**Task requirements:** Copy out the data so that nothing differs from the original.

# # # #

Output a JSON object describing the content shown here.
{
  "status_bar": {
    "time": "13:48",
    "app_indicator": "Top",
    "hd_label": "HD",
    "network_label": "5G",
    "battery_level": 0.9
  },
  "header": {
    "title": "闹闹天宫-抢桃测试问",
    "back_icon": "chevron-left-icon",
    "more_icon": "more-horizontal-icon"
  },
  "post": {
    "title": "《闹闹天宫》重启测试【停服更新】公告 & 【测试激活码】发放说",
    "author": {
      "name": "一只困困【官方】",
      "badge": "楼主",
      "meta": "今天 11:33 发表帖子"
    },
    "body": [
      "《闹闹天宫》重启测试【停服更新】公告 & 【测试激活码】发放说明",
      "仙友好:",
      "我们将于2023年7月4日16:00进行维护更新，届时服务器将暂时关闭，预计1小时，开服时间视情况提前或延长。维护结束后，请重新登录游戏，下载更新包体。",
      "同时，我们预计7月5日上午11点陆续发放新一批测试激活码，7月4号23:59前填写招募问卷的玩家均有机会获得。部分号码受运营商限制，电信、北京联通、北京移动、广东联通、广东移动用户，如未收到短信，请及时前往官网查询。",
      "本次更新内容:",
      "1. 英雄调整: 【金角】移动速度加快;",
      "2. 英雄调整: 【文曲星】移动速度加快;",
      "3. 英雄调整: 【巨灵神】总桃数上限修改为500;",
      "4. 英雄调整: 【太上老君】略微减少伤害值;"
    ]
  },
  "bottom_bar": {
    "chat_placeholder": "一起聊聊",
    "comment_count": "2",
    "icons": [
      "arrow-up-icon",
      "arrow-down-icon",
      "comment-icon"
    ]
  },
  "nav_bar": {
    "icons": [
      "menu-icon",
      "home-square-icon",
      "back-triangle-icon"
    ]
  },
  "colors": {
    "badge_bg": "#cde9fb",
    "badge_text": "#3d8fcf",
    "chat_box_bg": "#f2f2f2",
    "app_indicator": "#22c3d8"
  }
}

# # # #

**Task solution:**
Output a JSON object describing the content shown here.
{
  "status_bar": {
    "time": "13:48",
    "app_indicator": "Top",
    "hd_label": "HD",
    "network_label": "5G",
    "battery_level": 0.9
  },
  "header": {
    "title": "闹闹天宫-抢桃测试问",
    "back_icon": "chevron-left-icon",
    "more_icon": "more-horizontal-icon"
  },
  "post": {
    "title": "《闹闹天宫》重启测试【停服更新】公告 & 【测试激活码】发放说",
    "author": {
      "name": "一只困困【官方】",
      "badge": "楼主",
      "meta": "今天 11:33 发表帖子"
    },
    "body": [
      "《闹闹天宫》重启测试【停服更新】公告 & 【测试激活码】发放说明",
      "仙友好:",
      "我们将于2023年7月4日16:00进行维护更新，届时服务器将暂时关闭，预计1小时，开服时间视情况提前或延长。维护结束后，请重新登录游戏，下载更新包体。",
      "同时，我们预计7月5日上午11点陆续发放新一批测试激活码，7月4号23:59前填写招募问卷的玩家均有机会获得。部分号码受运营商限制，电信、北京联通、北京移动、广东联通、广东移动用户，如未收到短信，请及时前往官网查询。",
      "本次更新内容:",
      "1. 英雄调整: 【金角】移动速度加快;",
      "2. 英雄调整: 【文曲星】移动速度加快;",
      "3. 英雄调整: 【巨灵神】总桃数上限修改为500;",
      "4. 英雄调整: 【太上老君】略微减少伤害值;"
    ]
  },
  "bottom_bar": {
    "chat_placeholder": "一起聊聊",
    "comment_count": "2",
    "icons": [
      "arrow-up-icon",
      "arrow-down-icon",
      "comment-icon"
    ]
  },
  "nav_bar": {
    "icons": [
      "menu-icon",
      "home-square-icon",
      "back-triangle-icon"
    ]
  },
  "colors": {
    "badge_bg": "#cde9fb",
    "badge_text": "#3d8fcf",
    "chat_box_bg": "#f2f2f2",
    "app_indicator": "#22c3d8"
  }
}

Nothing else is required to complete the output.